Thomas Mailund and
Jotun Hein. On Recombination-Induced Multiple and Simultaneous Coalescent Events. In GEN, Vol. 177:2151-2160, 2007.
Keywords: coalescent, phylogenetic network, phylogeny, recombination, statistical model.
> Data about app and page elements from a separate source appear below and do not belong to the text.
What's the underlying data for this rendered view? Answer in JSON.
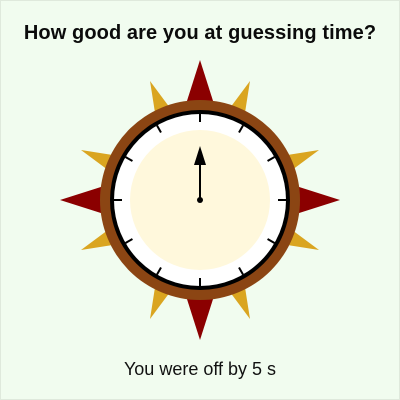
{
  "game": {
    "title": "How good are you at guessing time?",
    "result_text": "You were off by 5 s"
  },
  "dial": {
    "tick_count": 12,
    "hand_value": 0,
    "colors": {
      "page_bg": "#f1fcef",
      "outer_ring": "#8b4513",
      "bezel": "#000000",
      "face_outer": "#ffffff",
      "face_inner": "#fff8dc",
      "cardinal_spike": "#8b0000",
      "diagonal_spike": "#daa520",
      "hand": "#000000"
    }
  }
}
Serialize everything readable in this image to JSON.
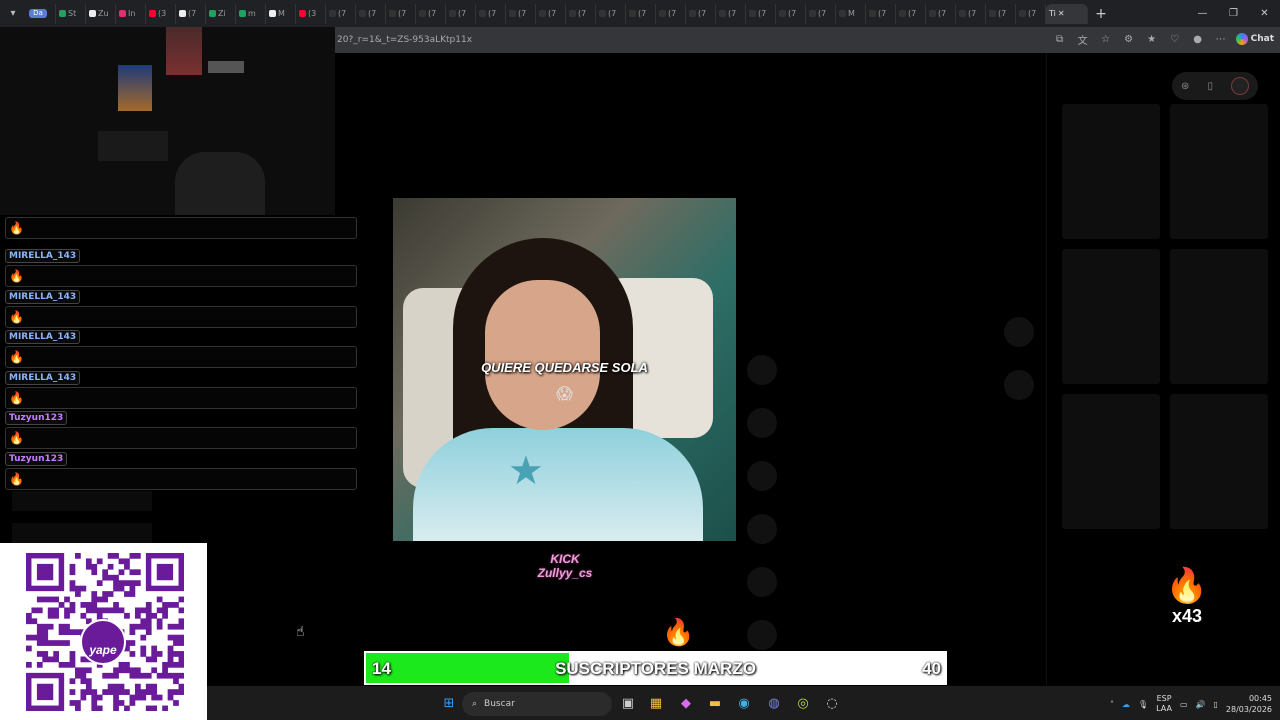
{
  "browser": {
    "first_tab_label": "Da",
    "tab_labels": [
      "St",
      "Zu",
      "In",
      "(3",
      "(7",
      "Zi",
      "m",
      "M",
      "(3",
      "(7",
      "(7",
      "(7",
      "(7",
      "(7",
      "(7",
      "(7",
      "(7",
      "(7",
      "(7",
      "(7",
      "(7",
      "(7",
      "(7",
      "(7",
      "(7",
      "(7",
      "M",
      "(7",
      "(7",
      "(7",
      "(7",
      "(7",
      "(7"
    ],
    "active_tab_label": "Ti",
    "close_glyph": "✕",
    "new_tab_glyph": "+",
    "address_text": "20?_r=1&_t=ZS-953aLKtp11x",
    "chat_label": "Chat"
  },
  "chat": {
    "messages": [
      {
        "user": "MIRELLA_143",
        "color": "#8ab4f8",
        "emote": "🔥"
      },
      {
        "user": "MIRELLA_143",
        "color": "#8ab4f8",
        "emote": "🔥"
      },
      {
        "user": "MIRELLA_143",
        "color": "#8ab4f8",
        "emote": "🔥"
      },
      {
        "user": "MIRELLA_143",
        "color": "#8ab4f8",
        "emote": "🔥"
      },
      {
        "user": "Tuzyun123",
        "color": "#c77dff",
        "emote": "🔥"
      },
      {
        "user": "Tuzyun123",
        "color": "#c77dff",
        "emote": "🔥"
      }
    ],
    "top_emote": "🔥"
  },
  "qr": {
    "brand": "yape",
    "colors": {
      "dark": "#6a1b9a",
      "accent": "#2bb3a3"
    }
  },
  "video": {
    "caption": "QUIERE QUEDARSE SOLA",
    "caption_emoji": "😱",
    "star_glyph": "★"
  },
  "kick_logo": {
    "line1": "KICK",
    "line2": "Zullyy_cs"
  },
  "fire_emote": {
    "emoji": "🔥",
    "multiplier": "x43"
  },
  "fire_emote_small": "🔥",
  "sub_goal": {
    "title": "SUSCRIPTORES MARZO",
    "current": 14,
    "current_label": "14",
    "goal": 40,
    "goal_label": "40",
    "progress_fraction": 0.35,
    "fill_color": "#1ce91c"
  },
  "taskbar": {
    "search_placeholder": "Buscar",
    "lang_line1": "ESP",
    "lang_line2": "LAA",
    "time": "00:45",
    "date": "28/03/2026"
  },
  "right_panel": {
    "avatar_icon": "avatar"
  }
}
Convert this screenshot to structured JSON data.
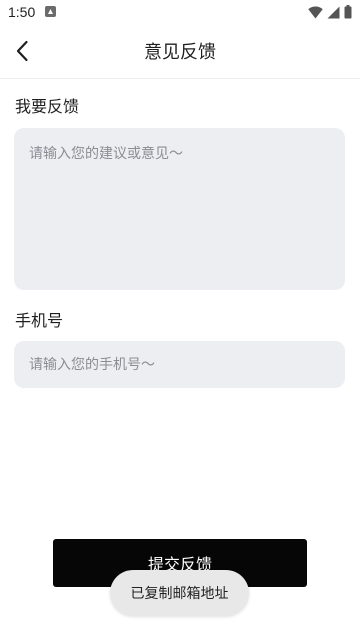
{
  "status_bar": {
    "time": "1:50",
    "notification_icon": "a-app-icon",
    "icons": [
      "wifi-icon",
      "signal-icon",
      "battery-icon"
    ]
  },
  "header": {
    "back_icon": "chevron-left-icon",
    "title": "意见反馈"
  },
  "feedback": {
    "label": "我要反馈",
    "value": "",
    "placeholder": "请输入您的建议或意见～"
  },
  "phone": {
    "label": "手机号",
    "value": "",
    "placeholder": "请输入您的手机号～"
  },
  "submit": {
    "label": "提交反馈"
  },
  "toast": {
    "text": "已复制邮箱地址"
  },
  "colors": {
    "input_background": "#eceef2",
    "button_background": "#060606",
    "toast_background": "#e8e8e8"
  }
}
"Coalescent theory deals with the dynamics of how sampled genetic material has spread through a population from a single ancestor over many generations and is ubiquitous in contemporary molecular population genetics. Inherent in most applications is a continuous-time approximation that is derived under the assumption that sample size is small relative to the actual population size. In effect, this precludes multiple and simultaneous coalescent events that take place in the history of large samples. If sequences do not recombine, the number of sequences ancestral to a large sample is reduced sufficiently after relatively few generations such that use of the continuous-time approximation is justified. However, in tracing the history of large chromosomal segments, a large recombination rate per generation will consistently maintain a large number of ancestors. This can create a major disparity between discrete-time and continuous-time models and we analyze its importance, illustrated with model parameters typical of the human genome. The presence of gene conversion exacerbates the disparity and could seriously undermine applications of coalescent theory to complete genomes. However, we show that multiple and simultaneous coalescent events influence global quantities, such as total number of ancestors, but have negligible effect on local quantities, such as linkage disequilibrium. Reassuringly, most applications of the coalescent model with recombination (including association mapping) focus on local quantities. Copyright © 2007 by the Genetics Society of America."